Maurizio Cattelan

Hollywood, 2001. Scaffold, aluminum, and halogen headlights, 23.35 x 166.2 x 9 m. Installation view: Hollywood (special project for the Venice Biennale), Palermo, Sicily, June 10–November 4, 2001. Photo: Attilio Maranzano

  • Have your students ever seen this sign before? What associations do they have with this image?

  • Although this may look like the famous Hollywood sign in California, a symbol of the movie industry, it is actually a replica that Cattelan had built over a garbage dump in Palermo. Landmarks are so interwoven with the sites they occupy that we rarely think about one without the other—the Empire State Building and New York or the Eiffel Tower and Paris—but Cattelan’s Hollywood makes us think about what happens when a landmark is relocated. Cattelan says that his intent was to “[spray] stardust over the Sicilian landscape.” Did he succeed? How does knowing that this work is a re-creation in another place change its meaning?

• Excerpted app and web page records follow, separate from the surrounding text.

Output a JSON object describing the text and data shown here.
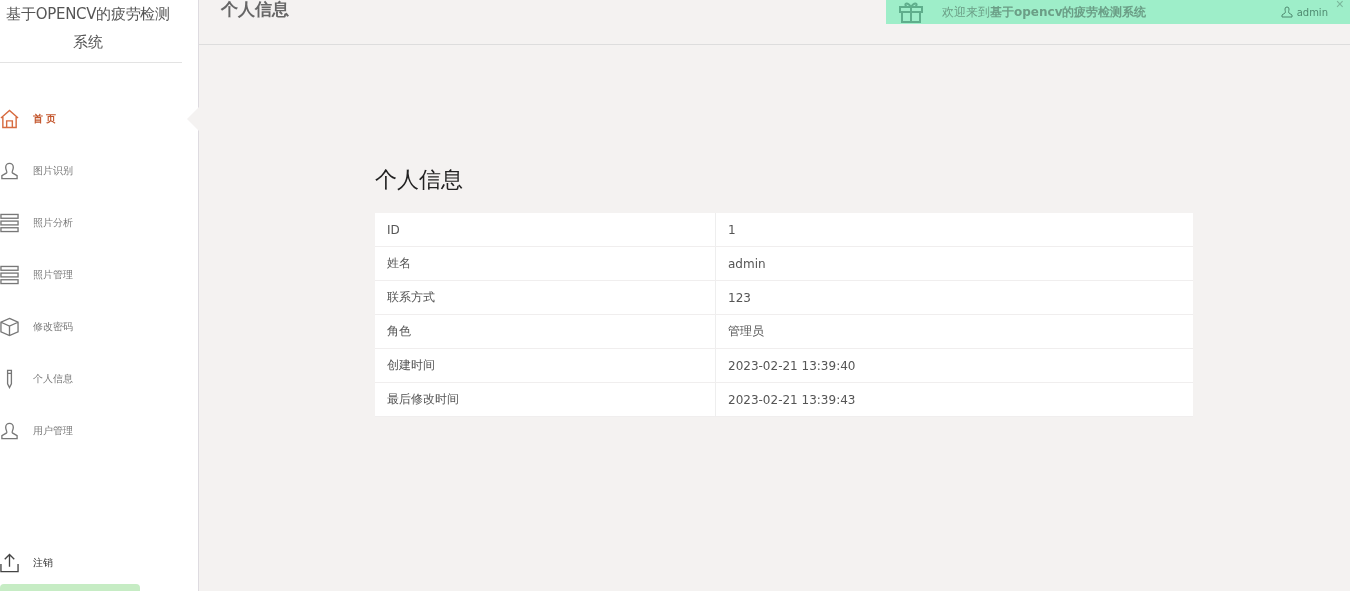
{
  "sidebar": {
    "title": "基于OPENCV的疲劳检测系统",
    "items": [
      {
        "label": "首 页",
        "selected": true
      },
      {
        "label": "图片识别",
        "selected": false
      },
      {
        "label": "照片分析",
        "selected": false
      },
      {
        "label": "照片管理",
        "selected": false
      },
      {
        "label": "修改密码",
        "selected": false
      },
      {
        "label": "个人信息",
        "selected": false
      },
      {
        "label": "用户管理",
        "selected": false
      }
    ],
    "logout": "注销"
  },
  "header": {
    "title": "个人信息"
  },
  "banner": {
    "text": "欢迎来到**基于opencv的疲劳检测系统**",
    "user": "admin",
    "close": "×"
  },
  "content": {
    "heading": "个人信息",
    "rows": [
      {
        "label": "ID",
        "value": "1"
      },
      {
        "label": "姓名",
        "value": "admin"
      },
      {
        "label": "联系方式",
        "value": "123"
      },
      {
        "label": "角色",
        "value": "管理员"
      },
      {
        "label": "创建时间",
        "value": "2023-02-21 13:39:40"
      },
      {
        "label": "最后修改时间",
        "value": "2023-02-21 13:39:43"
      }
    ]
  }
}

  • For generations people have traveled the world to visit original works of art in person, but Cattelan creates his work with the knowledge that many will only see it as a photograph in magazines and newspapers or online. He has said, “Today we mostly see art through photos and reproductions. So in the end it almost doesn’t matter where the actual piece is. Sooner or later it’s gonna end up in your head, and that’s when things get interesting. I’m more interested in brains and memories than in site-specific works.” What is the class’s response to Cattelan’s statement?
Hollywood, 2001. Scaffold, aluminum, and halogen headlights, 23.35 x 166.2 x 9 m. Installation view: Hollywood (special project for the Venice Biennale), Palermo, Sicily, June 10–November 4, 2001. Photo: Attilio Maranzano



  • As a class, brainstorm a list of all the landmarks you can think of. Once the list is created, analyze what characteristics and attributes need to be present to deem something a landmark.
    Social Studies

  • Landmarks can be manmade, like buildings and bridges, or natural sites, like a tree or mountain peak, and have special significance because of their history, construction, or long association with a location. Landmarks help identify a place and give it a unique identity.

    What landmarks are associated with your city or neighborhood? What qualities make them landmarks? What associations do they hold? Have students draw or photograph a neighborhood landmark and then create a picture postcard. On the back, they can tell the story of the landmark selected and its importance to your community.
    Visual Arts, Social Studies
    Drawing, Photography

  • Cattlelan’s work is created with the knowledge that most people will see it reproduced in print and/or on the Web. Students should select something that is important to them, perhaps an item they made or own. They should photograph it so that the image conveys their relationship to the object and then compare the photo to the original object. What qualities do they think were captured? What was lost in the reproduction?
    Visual Arts
    Photography

  • The Hollywood sign in California has undergone its own set of transformations. Now a famous landmark, it was erected in 1923 as an advertisement for a real-estate development and originally read “Hollywoodland.” It was not intended to be permanent, but with the rise of the American cinema in Los Angeles, it became an internationally recognized symbol of the movie industry. The website, hollywoodsign.com, features a 24-7 webcam, illustrated history, and suggestions for how to get the best photos.
    Social Studies